The festival is organized by the Iraqi Ministry of Oil, and N was performed at the Ministry’s headquarters in the heart of the capital.

Assem Jihad, the man behind the idea for the production, told Asharq Al-Awsat that the play was “the first local drama to stand up to terrorism and is reflective of a strong stand in support of the minorities and ethnic groups that encountered killings, forced migration and displacement. The play reflects the displaced families’ sufferings and the ugly face of ISIS’ gangs as well as that of terrorism in general.”

Actor Asia Kamal said: “I found that such a work of art will enable us to show support to the families that faced death and tyranny, and it will convey a message to the international community about the Iraqi people’s sufferings and the dangers and atrocities they face.”

Co-star Mazen Mostafa said the play is an attempt to show the sufferings of all the different ethnic and religious communities.

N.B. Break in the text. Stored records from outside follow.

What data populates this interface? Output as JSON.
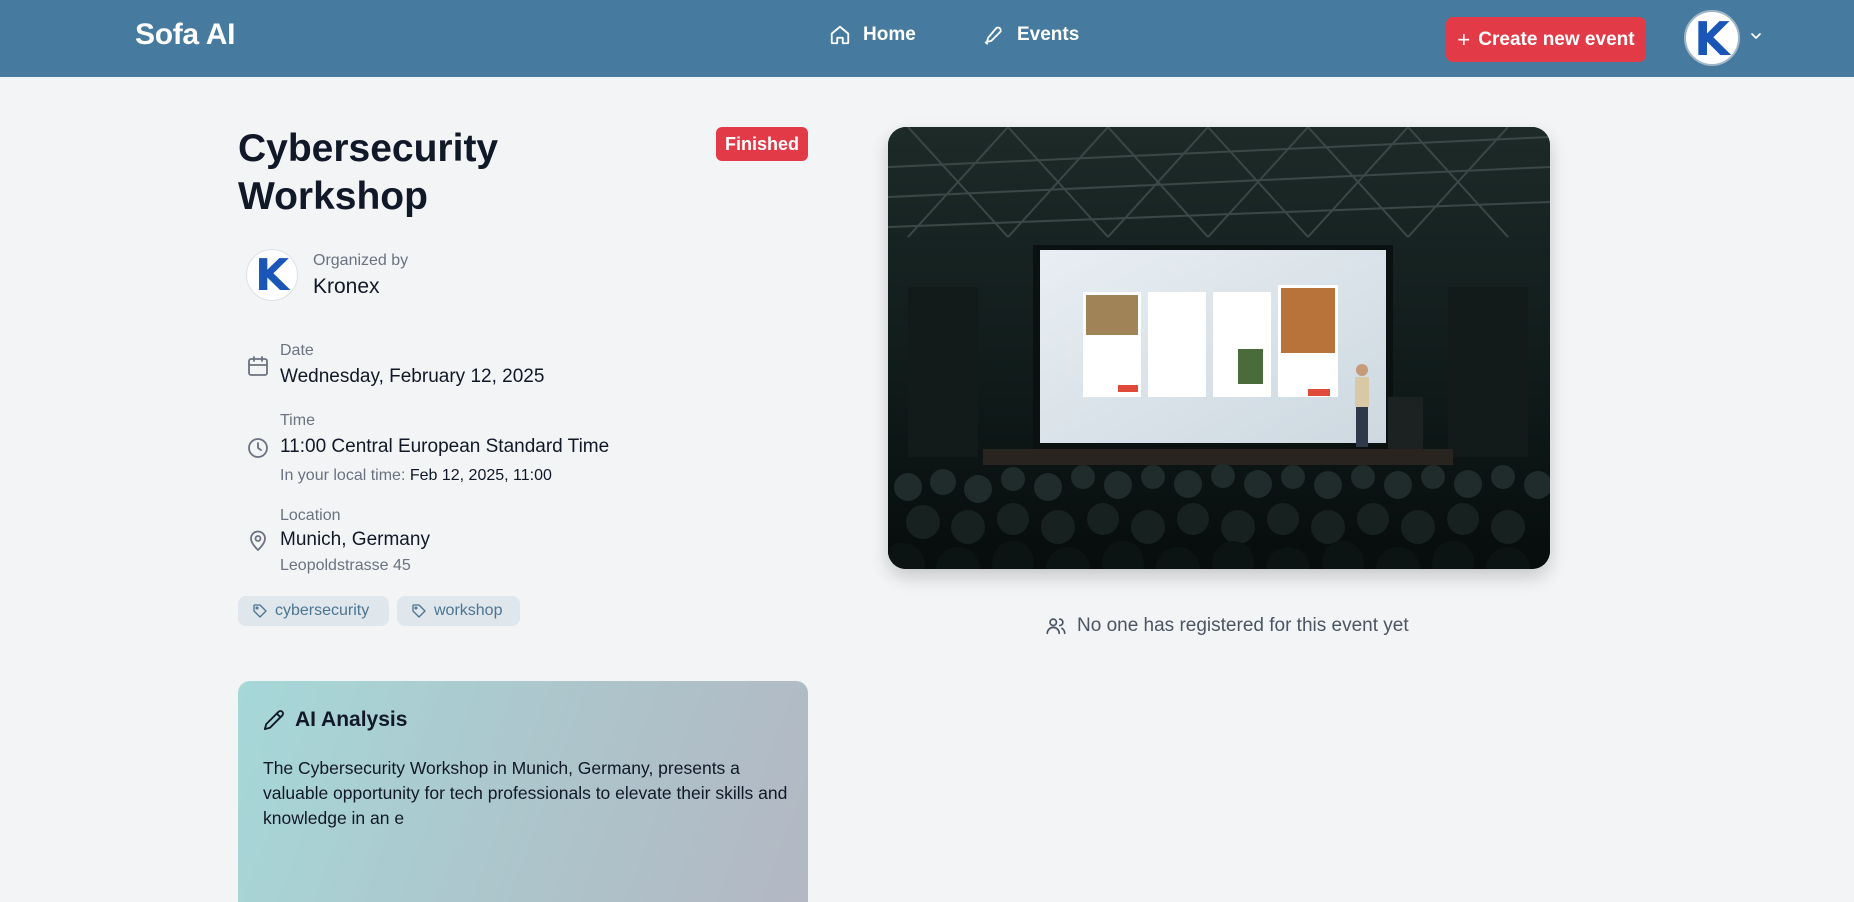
{
  "header": {
    "brand": "Sofa AI",
    "nav": [
      {
        "label": "Home",
        "icon": "home-icon"
      },
      {
        "label": "Events",
        "icon": "pen-icon"
      }
    ],
    "create_button_label": "Create new event",
    "create_button_icon": "plus-icon",
    "avatar_letter": "K"
  },
  "event": {
    "title": "Cybersecurity Workshop",
    "status": "Finished",
    "organizer_label": "Organized by",
    "organizer_name": "Kronex",
    "organizer_avatar_letter": "K",
    "date_label": "Date",
    "date_value": "Wednesday, February 12, 2025",
    "time_label": "Time",
    "time_value": "11:00 Central European Standard Time",
    "local_time_prefix": "In your local time:",
    "local_time_value": "Feb 12, 2025, 11:00",
    "location_label": "Location",
    "location_value": "Munich, Germany",
    "location_address": "Leopoldstrasse 45",
    "tags": [
      "cybersecurity",
      "workshop"
    ]
  },
  "ai_analysis": {
    "title": "AI Analysis",
    "text": "The Cybersecurity Workshop in Munich, Germany, presents a valuable opportunity for tech professionals to elevate their skills and knowledge in an e"
  },
  "registrations_text": "No one has registered for this event yet",
  "colors": {
    "header_bg": "#467b9f",
    "accent_red": "#e23b47",
    "page_bg": "#f2f4f6",
    "tag_bg": "#dfe6ec",
    "tag_text": "#4c7590"
  }
}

Christians in Mosul were given an ultimatum that expired on July 19: convert to Islam, pay a religious levy in accordance with Shari’a, or face death. The Christians who refused to convert or pay the protection tax were also given the choice to depart the city forever. Most of the Christian families chose to flee their homes.

Jihad explains that “the context of the drama . . . reflects Iraq’s unified stand against terrorism, and explicitly highlights the challenges our people are facing.”

The script is drawn from the real-life stories of displaced ethnic and religious groups and the attempts made to bury their heritage.

Jihad hopes the play will be performed beyond the Ministry of Oil’s corridors to reach those it portrays.

Director Qazem Nassar said: “The play is a cry in protest against the displacement of hundreds of thousands of Iraqi families who used to live in Mosul, Sinjar, Salah Al-Din, Tal Afar, Tuz Khurmato, Al-Sa’adia, Jalawla, Zammar and elsewhere who all had to flee their homes to escape the tyranny of the criminal ISIS gangs.”

He added: “All actors in the play have interacted closely with the script and played their roles professionally and wonderfully due to their absolute faith in Iraq’s war on ISIS in general, and their solidarity with the displaced in particular.”